If the vapor contains particles whose surface is wetted by the condensate, the process proceeds at a lower supersaturation. A still lower supersaturation is needed if particles consist of a substance soluble in the condensate.
The presence of charged particles in a vapor-gas medium substantially affects the value of (p/p∞)c (Figure 2). The charge sign has been shown experimentally to play a significant role: negative ions are more efficient.
The above effects are all used for artificial generation of aerosols. The simplest technique is to inject a vapor into a cool air stream, either pure or containing particles; this produces a polydisperse aerosol. Generation of monodisperse aerosols needs a more intricate technology. An example is the Sinclair-La Mez generator (Figure 3), which facilitates the production of aerosols with particles of about 1 μm, differing from one another by no more than 10%, by thoroughly controlling vapor condensation on appropriate nuclei.
A specific feature of aerosols is the spontaneous coagulation of particles, resulting in sticking together, growing in size, and, finally, sedimentation of the contacting particles. The main factor underlying coagulation is the Brownian motion of particles. For coagulation of monodisperse aerosols, the following equation holds:
where n and n0 are, respectively, the number of particles in a unit volume at time t and those present at t = 0, , the gas constant; T, the temperature; N, the Avogadro number; η, the medium viscosity ; and, s, the ratio of the particle effective range to the radius of the particle itself (if the particles coagulate only at s = 2r). If the molecule mean free path is commensurable with the particle radius r, the right-hand side of the equation is multiplied by the Cunningham correction ( /r)), where A is a constant equal to 0.9 for smoke.
For polydisperse aerosols, coagulation occurs at a higher rate. In addition to temperature and pressure, it is also affected by active mixing, including the supersaturation of acoustic fields, and by electric charges on the particles.
Studying aerosol generation, coagulation, and other processes, as well as the practical utilization of aerosols, makes it necessary to measure their basic parameters which, first and foremost, include particle size and shape, particle number density and mass fraction in a gas (see Drop Size Measurement).

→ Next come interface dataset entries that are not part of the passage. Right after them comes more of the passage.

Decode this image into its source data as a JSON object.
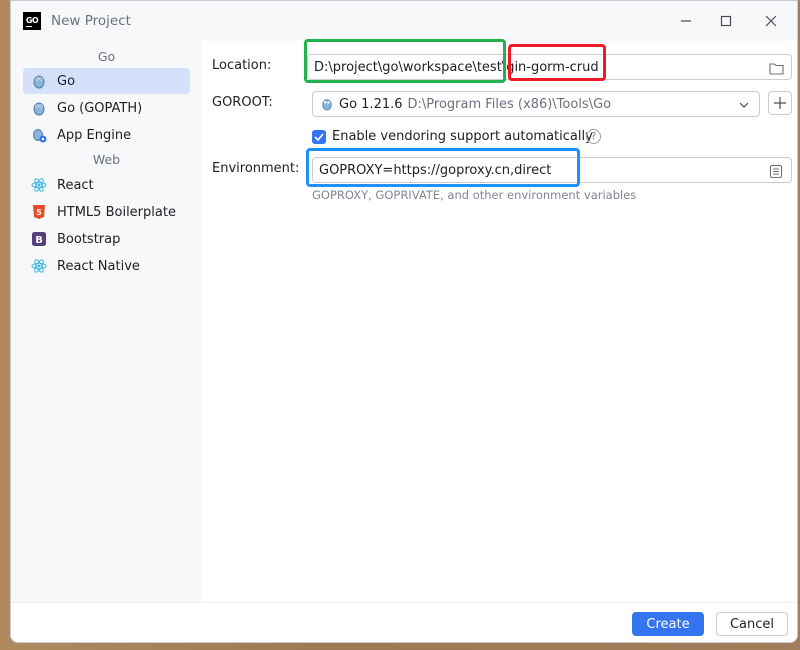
{
  "window": {
    "title": "New Project",
    "logo_text": "GO"
  },
  "sidebar": {
    "groups": [
      {
        "label": "Go",
        "items": [
          {
            "label": "Go",
            "icon": "gopher-icon",
            "selected": true
          },
          {
            "label": "Go (GOPATH)",
            "icon": "gopher-icon"
          },
          {
            "label": "App Engine",
            "icon": "app-engine-icon"
          }
        ]
      },
      {
        "label": "Web",
        "items": [
          {
            "label": "React",
            "icon": "react-icon"
          },
          {
            "label": "HTML5 Boilerplate",
            "icon": "html5-icon"
          },
          {
            "label": "Bootstrap",
            "icon": "bootstrap-icon"
          },
          {
            "label": "React Native",
            "icon": "react-icon"
          }
        ]
      }
    ]
  },
  "form": {
    "location": {
      "label": "Location:",
      "path_prefix": "D:\\project\\go\\workspace\\test\\",
      "project_name": "gin-gorm-crud"
    },
    "goroot": {
      "label": "GOROOT:",
      "version": "Go 1.21.6",
      "path": "D:\\Program Files (x86)\\Tools\\Go"
    },
    "vendoring": {
      "label": "Enable vendoring support automatically",
      "checked": true,
      "help": "?"
    },
    "environment": {
      "label": "Environment:",
      "value": "GOPROXY=https://goproxy.cn,direct",
      "hint": "GOPROXY, GOPRIVATE, and other environment variables"
    }
  },
  "footer": {
    "create_label": "Create",
    "cancel_label": "Cancel"
  },
  "colors": {
    "accent": "#3574f0",
    "selection": "#d5e1fb",
    "highlight_green": "#22b14c",
    "highlight_red": "#ed1c24",
    "highlight_blue": "#1e90ff"
  }
}
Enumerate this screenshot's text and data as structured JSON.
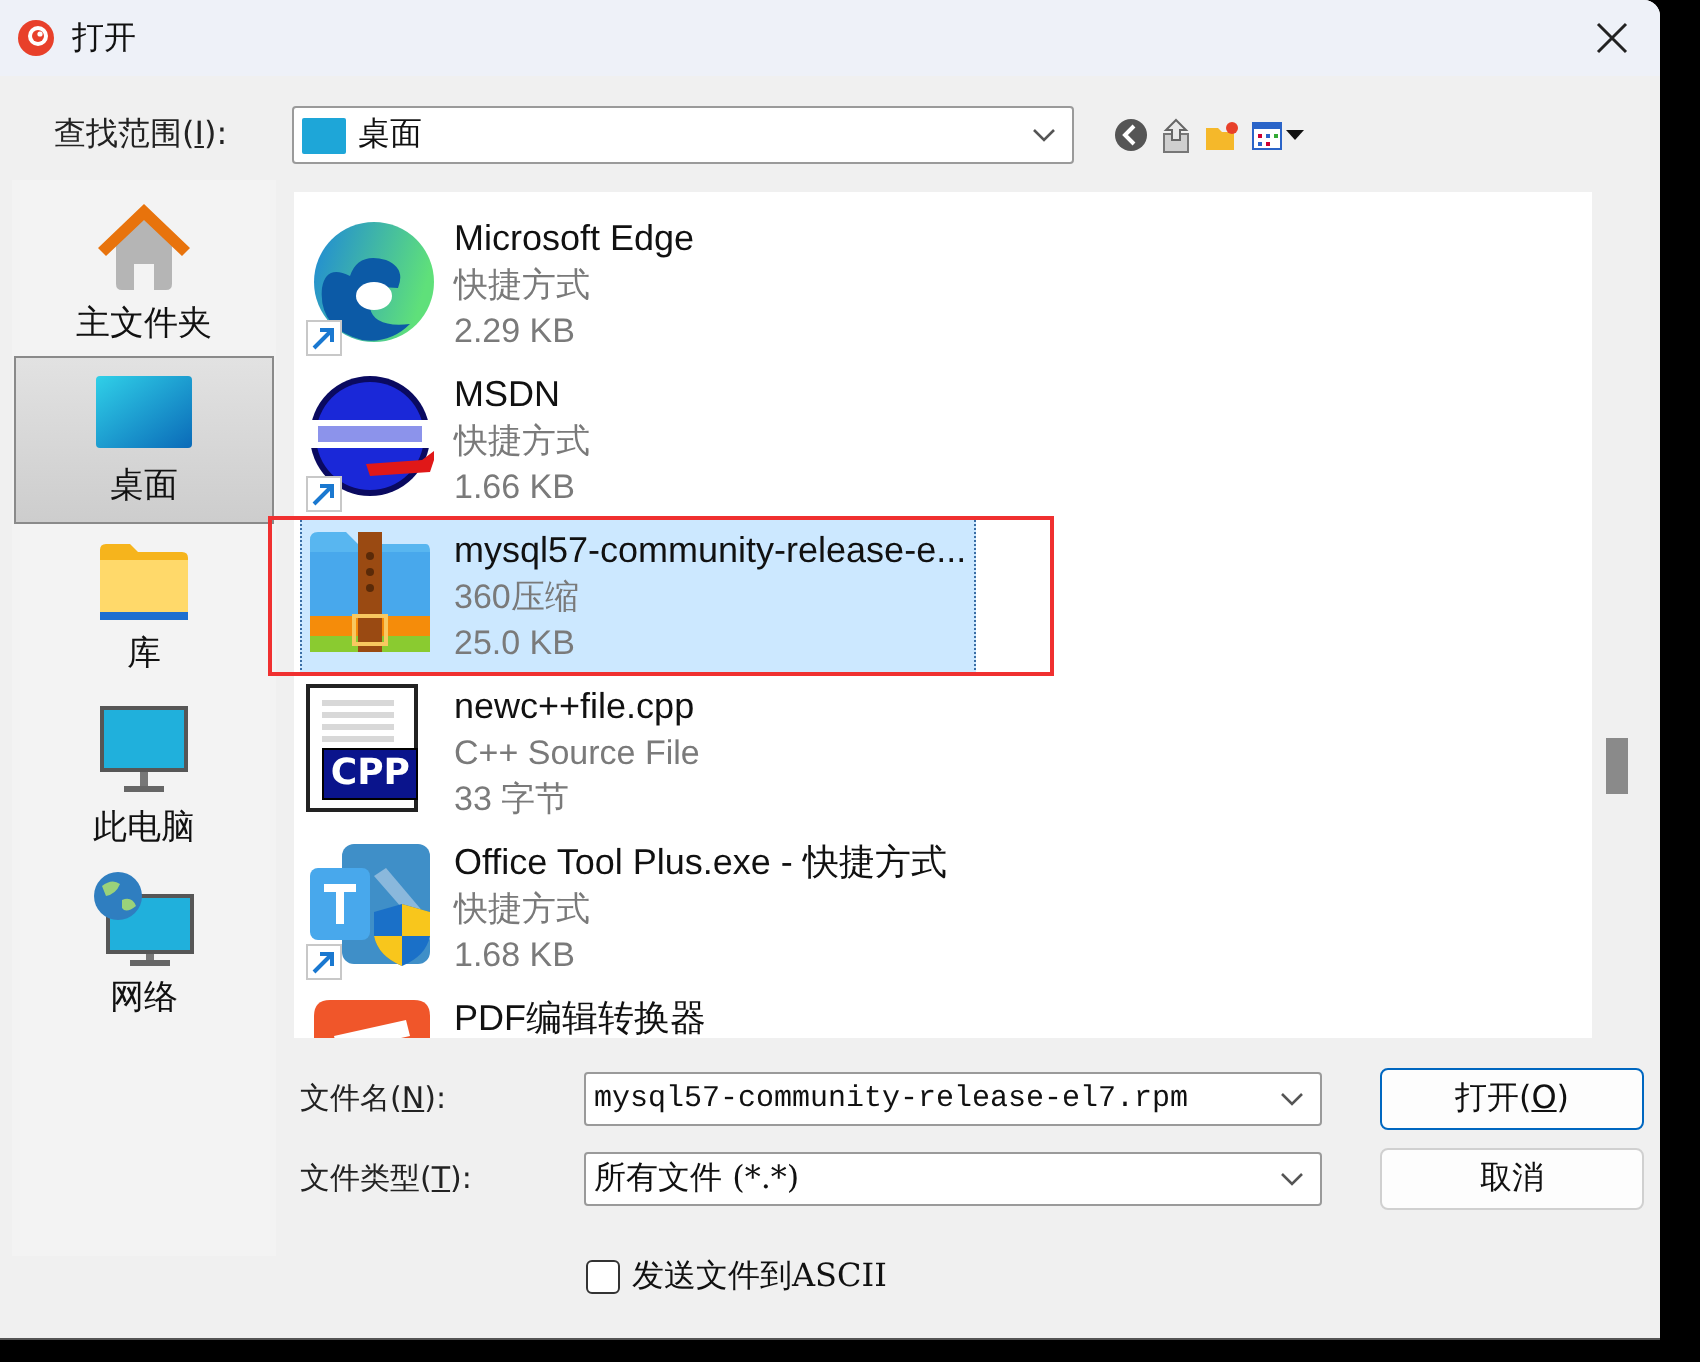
{
  "window": {
    "title": "打开"
  },
  "look_in": {
    "label_before": "查找范围(",
    "access_key": "I",
    "label_after": "):",
    "value": "桌面"
  },
  "places": [
    {
      "label": "主文件夹",
      "kind": "home",
      "selected": false
    },
    {
      "label": "桌面",
      "kind": "desktop",
      "selected": true
    },
    {
      "label": "库",
      "kind": "library",
      "selected": false
    },
    {
      "label": "此电脑",
      "kind": "computer",
      "selected": false
    },
    {
      "label": "网络",
      "kind": "network",
      "selected": false
    }
  ],
  "files": [
    {
      "name": "Microsoft Edge",
      "type": "快捷方式",
      "size": "2.29 KB",
      "kind": "edge",
      "shortcut": true,
      "selected": false
    },
    {
      "name": "MSDN",
      "type": "快捷方式",
      "size": "1.66 KB",
      "kind": "msdn",
      "shortcut": true,
      "selected": false
    },
    {
      "name": "mysql57-community-release-e...",
      "type": "360压缩",
      "size": "25.0 KB",
      "kind": "zip",
      "shortcut": false,
      "selected": true
    },
    {
      "name": "newc++file.cpp",
      "type": "C++ Source File",
      "size": "33 字节",
      "kind": "cpp",
      "badge": "CPP",
      "shortcut": false,
      "selected": false
    },
    {
      "name": "Office Tool Plus.exe - 快捷方式",
      "type": "快捷方式",
      "size": "1.68 KB",
      "kind": "office",
      "shortcut": true,
      "selected": false
    },
    {
      "name": "PDF编辑转换器",
      "kind": "pdf",
      "selected": false
    }
  ],
  "file_name": {
    "label_before": "文件名(",
    "access_key": "N",
    "label_after": "):",
    "value": "mysql57-community-release-el7.rpm"
  },
  "file_type": {
    "label_before": "文件类型(",
    "access_key": "T",
    "label_after": "):",
    "value": "所有文件 (*.*)"
  },
  "buttons": [
    {
      "label_before": "打开(",
      "access_key": "O",
      "label_after": ")",
      "kind": "primary"
    },
    {
      "label": "取消",
      "kind": "default"
    }
  ],
  "checkbox": {
    "label": "发送文件到ASCII",
    "checked": false
  }
}
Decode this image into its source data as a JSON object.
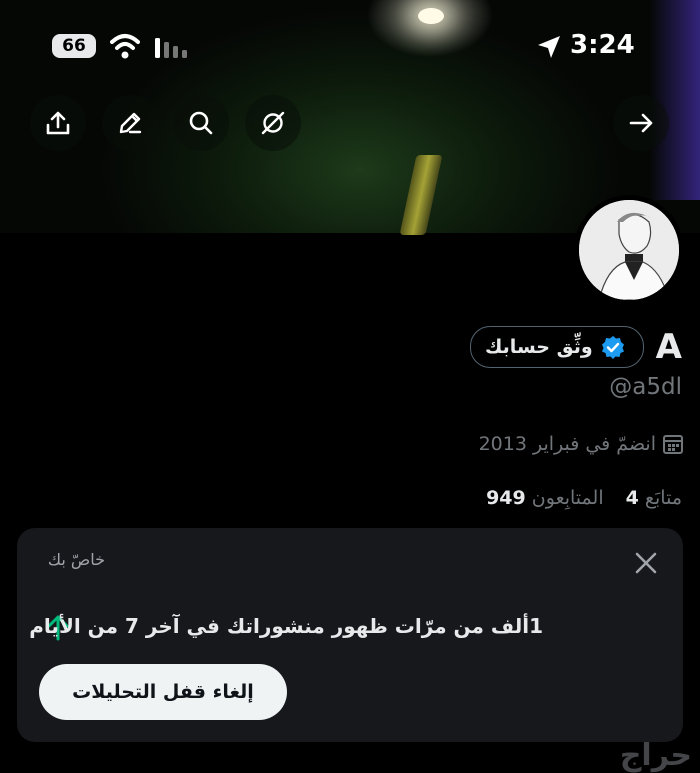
{
  "status_bar": {
    "battery": "66",
    "time": "3:24"
  },
  "profile": {
    "name": "A",
    "verify_label": "وثِّق حسابك",
    "handle": "@a5dl",
    "joined": "انضمّ في فبراير 2013",
    "following_count": "4",
    "following_label": "متابَع",
    "followers_count": "949",
    "followers_label": "المتابِعون"
  },
  "analytics_card": {
    "label": "خاصّ بك",
    "message": "1ألف من مرّات ظهور منشوراتك في آخر 7 من الأيام",
    "button_label": "إلغاء قفل التحليلات"
  },
  "watermark": "حراج",
  "icons": [
    "share-icon",
    "edit-icon",
    "search-icon",
    "grok-icon",
    "back-arrow-icon",
    "verified-badge-icon",
    "calendar-icon",
    "close-icon",
    "trend-up-icon"
  ],
  "colors": {
    "verified_blue": "#1d9bf0",
    "trend_green": "#00ba7c",
    "muted": "#71767b"
  }
}
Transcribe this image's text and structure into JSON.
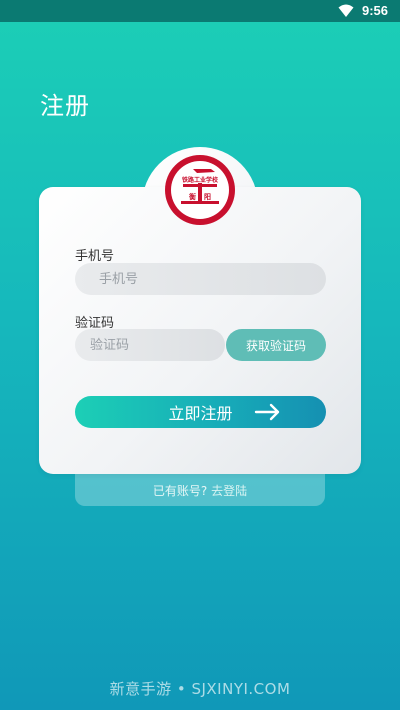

The simplest and most frequently used devices for drop size measurement are impactors and thermal and electric precipitators. Impactors employ the inertia effects: the finer the particles, the higher the velocity to be imparted to an aerosol flow for a particle to be captured by the surface. Precipitators employ the effect of thermophoresis and electrophoresis, which have different effects on particles of different sizes and make possible that sizing of the particles.
Currently the term “aerosol” also covers gas-liquid mixtures with large droplets, used in the household, in industry and in agriculture. The mixtures are produced by liquid atomization and injection of this dispersed liquid in the gas flow. These mixtures are unstable since large droplets fall rapidly. The generators of such aerosols are simple in design, easy to handle and possess a high capacity which favor their use in agriculture for pesticide distribution over widespread areas such as fields and meadows.
Green, H. and Lane, W. (1964) Particulate Clouds: Dusts, Smokes, and Mists, 2nd ed., London.
- Green, H. and Lane, W. (1964) Particulate Clouds: Dusts, Smokes, and Mists, 2nd ed., London.